Film Screening | Documented

In 2011, Pulitzer Prize-winning journalist Jose Antonio Vargas outed himself as an undocumented immigrant in the New York Times Magazine.

"Documented" chronicles Vargas' journey to America from the Philippines as a child; his public struggle as an immigration reform activist/provocateur; and his journey inward as he reconnects with his mother, whom he hasn't seen in 20 years.
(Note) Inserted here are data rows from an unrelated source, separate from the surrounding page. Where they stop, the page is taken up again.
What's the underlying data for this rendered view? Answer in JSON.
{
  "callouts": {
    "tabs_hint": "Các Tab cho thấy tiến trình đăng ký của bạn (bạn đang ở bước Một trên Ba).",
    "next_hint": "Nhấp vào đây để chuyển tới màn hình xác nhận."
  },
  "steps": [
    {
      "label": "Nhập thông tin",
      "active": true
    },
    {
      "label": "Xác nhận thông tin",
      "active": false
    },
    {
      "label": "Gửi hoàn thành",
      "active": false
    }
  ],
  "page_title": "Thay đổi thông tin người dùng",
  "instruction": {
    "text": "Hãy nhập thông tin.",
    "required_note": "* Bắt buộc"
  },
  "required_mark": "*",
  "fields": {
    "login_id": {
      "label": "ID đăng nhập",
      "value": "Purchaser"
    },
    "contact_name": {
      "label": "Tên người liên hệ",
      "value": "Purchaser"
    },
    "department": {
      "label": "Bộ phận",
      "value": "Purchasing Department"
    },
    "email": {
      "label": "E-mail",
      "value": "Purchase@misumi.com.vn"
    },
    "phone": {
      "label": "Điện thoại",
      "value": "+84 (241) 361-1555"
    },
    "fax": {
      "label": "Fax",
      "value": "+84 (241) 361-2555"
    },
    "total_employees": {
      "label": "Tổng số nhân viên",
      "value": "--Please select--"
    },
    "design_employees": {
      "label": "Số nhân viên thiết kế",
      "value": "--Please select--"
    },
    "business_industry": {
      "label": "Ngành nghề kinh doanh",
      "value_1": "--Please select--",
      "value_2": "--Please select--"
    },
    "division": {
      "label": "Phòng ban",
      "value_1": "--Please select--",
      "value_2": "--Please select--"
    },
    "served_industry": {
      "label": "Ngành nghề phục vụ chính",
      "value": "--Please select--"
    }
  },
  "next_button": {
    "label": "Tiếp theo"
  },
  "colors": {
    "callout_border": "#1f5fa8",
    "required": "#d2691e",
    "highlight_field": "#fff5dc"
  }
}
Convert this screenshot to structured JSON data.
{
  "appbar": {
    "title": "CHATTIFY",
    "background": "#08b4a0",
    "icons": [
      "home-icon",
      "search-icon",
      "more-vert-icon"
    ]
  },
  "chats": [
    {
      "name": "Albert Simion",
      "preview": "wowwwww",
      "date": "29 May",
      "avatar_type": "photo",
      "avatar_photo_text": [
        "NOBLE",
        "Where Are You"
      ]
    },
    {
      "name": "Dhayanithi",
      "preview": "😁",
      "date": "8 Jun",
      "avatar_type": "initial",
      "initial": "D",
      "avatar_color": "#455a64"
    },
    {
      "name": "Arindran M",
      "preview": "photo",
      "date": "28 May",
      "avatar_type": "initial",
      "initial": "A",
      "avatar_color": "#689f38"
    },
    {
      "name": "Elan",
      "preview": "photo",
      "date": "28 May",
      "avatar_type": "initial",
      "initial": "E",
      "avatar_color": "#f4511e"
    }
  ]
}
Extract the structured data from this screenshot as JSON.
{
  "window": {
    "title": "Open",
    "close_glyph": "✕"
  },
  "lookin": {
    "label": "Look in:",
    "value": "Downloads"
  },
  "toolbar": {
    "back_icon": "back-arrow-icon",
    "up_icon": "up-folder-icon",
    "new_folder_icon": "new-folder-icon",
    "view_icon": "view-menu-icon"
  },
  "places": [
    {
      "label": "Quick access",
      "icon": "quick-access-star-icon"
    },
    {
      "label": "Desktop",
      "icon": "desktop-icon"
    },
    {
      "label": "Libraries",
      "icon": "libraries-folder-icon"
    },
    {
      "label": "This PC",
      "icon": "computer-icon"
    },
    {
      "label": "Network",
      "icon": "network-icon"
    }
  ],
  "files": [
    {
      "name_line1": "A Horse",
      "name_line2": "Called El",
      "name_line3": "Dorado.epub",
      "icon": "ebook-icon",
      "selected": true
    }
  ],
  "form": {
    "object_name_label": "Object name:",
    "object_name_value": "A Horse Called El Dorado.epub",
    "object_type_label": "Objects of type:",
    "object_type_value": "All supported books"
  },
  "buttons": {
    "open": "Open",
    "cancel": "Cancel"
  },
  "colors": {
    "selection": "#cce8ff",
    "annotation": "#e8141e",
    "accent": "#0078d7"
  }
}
A broken immigration system leads to broken families and broken lives.

This 89-minute 2013 documentary is unrated. 

Washtenaw Reads Book Discussion | Dear America: Notes of an Undocumented Citizen

Join us for a discussion of the 2020 Washtenaw Read: Dear America: Notes of An Undocumented Citizen, by Jose Antonio Vargas.

Jose Antonio Vargas will speak at Washtenaw Community College at 7pm on Thursday, January 30.

This event is part of the 2020 Washtenaw Read. For more information about Washtenaw Reads and previous years' reads, visit wread.org.

Film & Discussion | Salud Sin Papeles: Health Undocumented

Sparked by backlash to a neo-Nazi rally and a stream of strict anti-immigrant laws passing in Arizona, a group of activists organize to build Phoenix Allies for Community Health, a unique free clinic serving undocumented immigrants. This critically-acclaimed 2017 documentary, directed by Juan Freitez,  follows their journey, delves into the heart and history of the clinic, and chronicles the poignant stories of undocumented patients as well as their courage and resilience.

Washtenaw Reads Author Event | Michelle Kuo

Recently graduated from Harvard University, Michelle Kuo arrived in the rural town of Helena, Arkansas, as a Teach for America volunteer, bursting with optimism and drive. But she soon encountered the jarring realities of life in one of the poorest counties in America, still disabled by the legacy of slavery and Jim Crow. In this stirring memoir, Kuo, the child of Taiwanese immigrants, shares the story of her complicated but rewarding mentorship of one student, Patrick Browning, and his remarkable literary and personal awakening.

Homegoing: A Conversation with Yaa Gyasi | Washtenaw Reads 2018 Author Event

2018 Institute for the Humanities Jill S. Harris Memorial Lecture

The Institute for the Humanities at the University of Michigan will host a conversation with Yaa Gyasi, author of Homegoing (2016), the 2018 selection for Washtenaw Reads.

Homegoing tells the stories of two West African half-sisters and their descendants. One sister, Esi, is captured and brought to the Americas as a slave; the other sister, Effia, stays in Africa and marries a British slaver. Over the course of seven generations, Gyasi illuminates the legacies of slavery and the wide spectrum of colonial African and African-American experiences.

Each of the novel's fourteen chapters centers on the life of a person descended from Effia or Esi. Through these stories, Gyasi narrates their every day lives, as well as their roles in major historical events. The novel begins in the late eighteenth century and ends in the present day, so that by the end we feel the full weight of history behind her characters.

Yaa Gyasi was born in Ghana and came to the United States as a child. She is a graduate of Stanford and received her Masters of Fine Arts from the Iowa Writers Workshop. In 2016, she was chosen for the National Book Foundation's "5 under 35" award. Homegoing, her debut novel, has been nominated for the several awards and won the Hemingway Foundation/PEN Award in 2017.

About Jill S. Harris: The Jill S. Harris Memorial Endowment was established in 1985 in memory of Jill Harris, a resident of Chicago and undergraduate student at U-M who passed away due to injuries from an auto accident. Established by Roger and Meredith Harris, Jill’s parents, her grandparents Allan and Norma Harris, and friends, the fund brings a distinguished visitor to campus each year who will appeal to undergraduate students interested in the humanities and the arts.

This event is part of the 2018 Washtenaw Read. The Washtenaw Reads program is a community initiative to promote reading and civic dialogue through the shared experience of reading and discussing a common book. Participating libraries include Ann Arbor, Chelsea, Dexter, Milan, Northfield Township, Saline, and Ypsilanti. For more information about Washtenaw Reads and previous years' reads, go to wread.org.